- 3. Preparation of an oil-in-water emulsion
- 4. Addition of the silane monomers to the emulsion. Stationary phase of two hours during which the acid hydrolysis of the silanes to give silanols and the migration of the monomers to the interface of the emulsion take place.
- 5. Increase in the pH by addition of a base and formation of the membrane by a polycondensation reaction of the silanols located at the interface.
- 6. Neutralization of the medium
- The particles are recovered in the slurry form.
2. Test 1: Zonyl FSO100 in Silicone
The particles obtained have the following characteristics:
D. Description of the Encapsulation by Melamine Around Preformed Capsules (Microcapsules)
- 1. Dissolution of the water-soluble polymer (melamine) with a surfactant at 35° C.
- 2. Mixing the polymer solution with the washed and dried capsules to be coated
- 3. Addition of formic acid: the polymer reacts with the formaldehyde and condenses at the surface of the capsules to begin to form the membrane
- 4. Increase in the temperature to 80° C. (1° C./min over 45 min): the membrane becomes rigid
- 5. Addition of melamine and formic acid (continuously over 90 min), crosslinking of the wall and neutralization of the excess formaldehyde. During this stage, the pH has to be kept below 4.5
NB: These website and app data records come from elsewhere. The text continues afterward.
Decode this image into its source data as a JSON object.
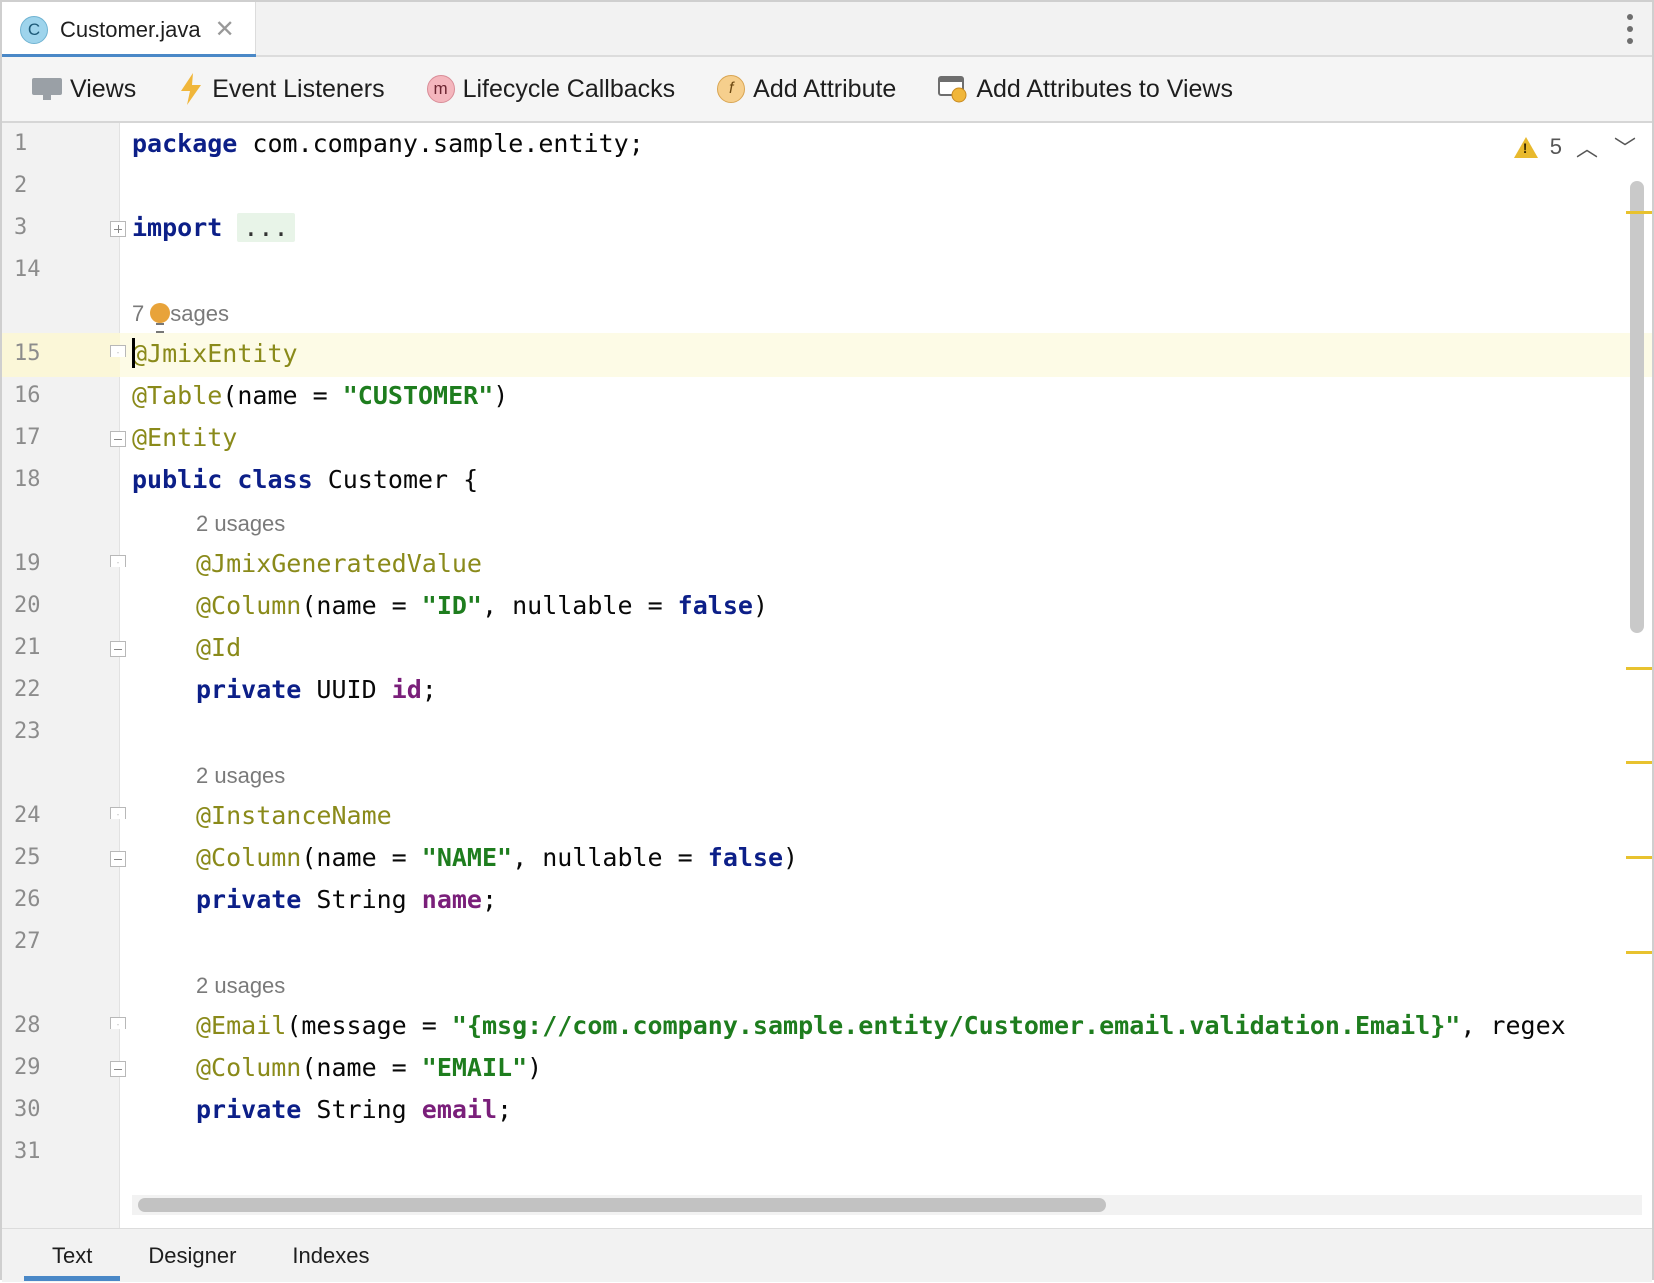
{
  "file_tab": {
    "icon_letter": "C",
    "name": "Customer.java"
  },
  "toolbar": {
    "views": "Views",
    "event_listeners": "Event Listeners",
    "lifecycle_callbacks": "Lifecycle Callbacks",
    "lifecycle_icon_letter": "m",
    "add_attribute": "Add Attribute",
    "add_attribute_icon_letter": "f",
    "add_attributes_to_views": "Add Attributes to Views"
  },
  "inspection": {
    "warning_count": "5"
  },
  "code": {
    "l1": {
      "ln": "1",
      "kw": "package",
      "rest": " com.company.sample.entity;"
    },
    "l2": {
      "ln": "2"
    },
    "l3": {
      "ln": "3",
      "kw": "import",
      "folded": "..."
    },
    "l14": {
      "ln": "14"
    },
    "hint_7": {
      "count": "7",
      "text": "sages"
    },
    "l15": {
      "ln": "15",
      "an": "@JmixEntity"
    },
    "l16": {
      "ln": "16",
      "an": "@Table",
      "p1": "(name = ",
      "st": "\"CUSTOMER\"",
      "p2": ")"
    },
    "l17": {
      "ln": "17",
      "an": "@Entity"
    },
    "l18": {
      "ln": "18",
      "kw1": "public",
      "kw2": "class",
      "rest": " Customer {"
    },
    "hint_a": "2 usages",
    "l19": {
      "ln": "19",
      "an": "@JmixGeneratedValue"
    },
    "l20": {
      "ln": "20",
      "an": "@Column",
      "p1": "(name = ",
      "st": "\"ID\"",
      "p2": ", nullable = ",
      "kw": "false",
      "p3": ")"
    },
    "l21": {
      "ln": "21",
      "an": "@Id"
    },
    "l22": {
      "ln": "22",
      "kw": "private",
      "type": " UUID ",
      "fd": "id",
      "end": ";"
    },
    "l23": {
      "ln": "23"
    },
    "hint_b": "2 usages",
    "l24": {
      "ln": "24",
      "an": "@InstanceName"
    },
    "l25": {
      "ln": "25",
      "an": "@Column",
      "p1": "(name = ",
      "st": "\"NAME\"",
      "p2": ", nullable = ",
      "kw": "false",
      "p3": ")"
    },
    "l26": {
      "ln": "26",
      "kw": "private",
      "type": " String ",
      "fd": "name",
      "end": ";"
    },
    "l27": {
      "ln": "27"
    },
    "hint_c": "2 usages",
    "l28": {
      "ln": "28",
      "an": "@Email",
      "p1": "(message = ",
      "st": "\"{msg://com.company.sample.entity/Customer.email.validation.Email}\"",
      "p2": ", regex"
    },
    "l29": {
      "ln": "29",
      "an": "@Column",
      "p1": "(name = ",
      "st": "\"EMAIL\"",
      "p2": ")"
    },
    "l30": {
      "ln": "30",
      "kw": "private",
      "type": " String ",
      "fd": "email",
      "end": ";"
    },
    "l31": {
      "ln": "31"
    }
  },
  "bottom_tabs": {
    "text": "Text",
    "designer": "Designer",
    "indexes": "Indexes"
  },
  "colors": {
    "accent": "#4a88c7",
    "keyword": "#0c1f88",
    "annotation": "#8a8a1a",
    "string": "#1e7d1e",
    "field": "#7a1f7a",
    "warning": "#e8c22e"
  }
}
- 6. Cooling and increase in the pH with a diethanolamine solution (the addition of DEA makes it possible to consume the residual formaldehyde).
- 7. The capsules are recovered in the slurry form.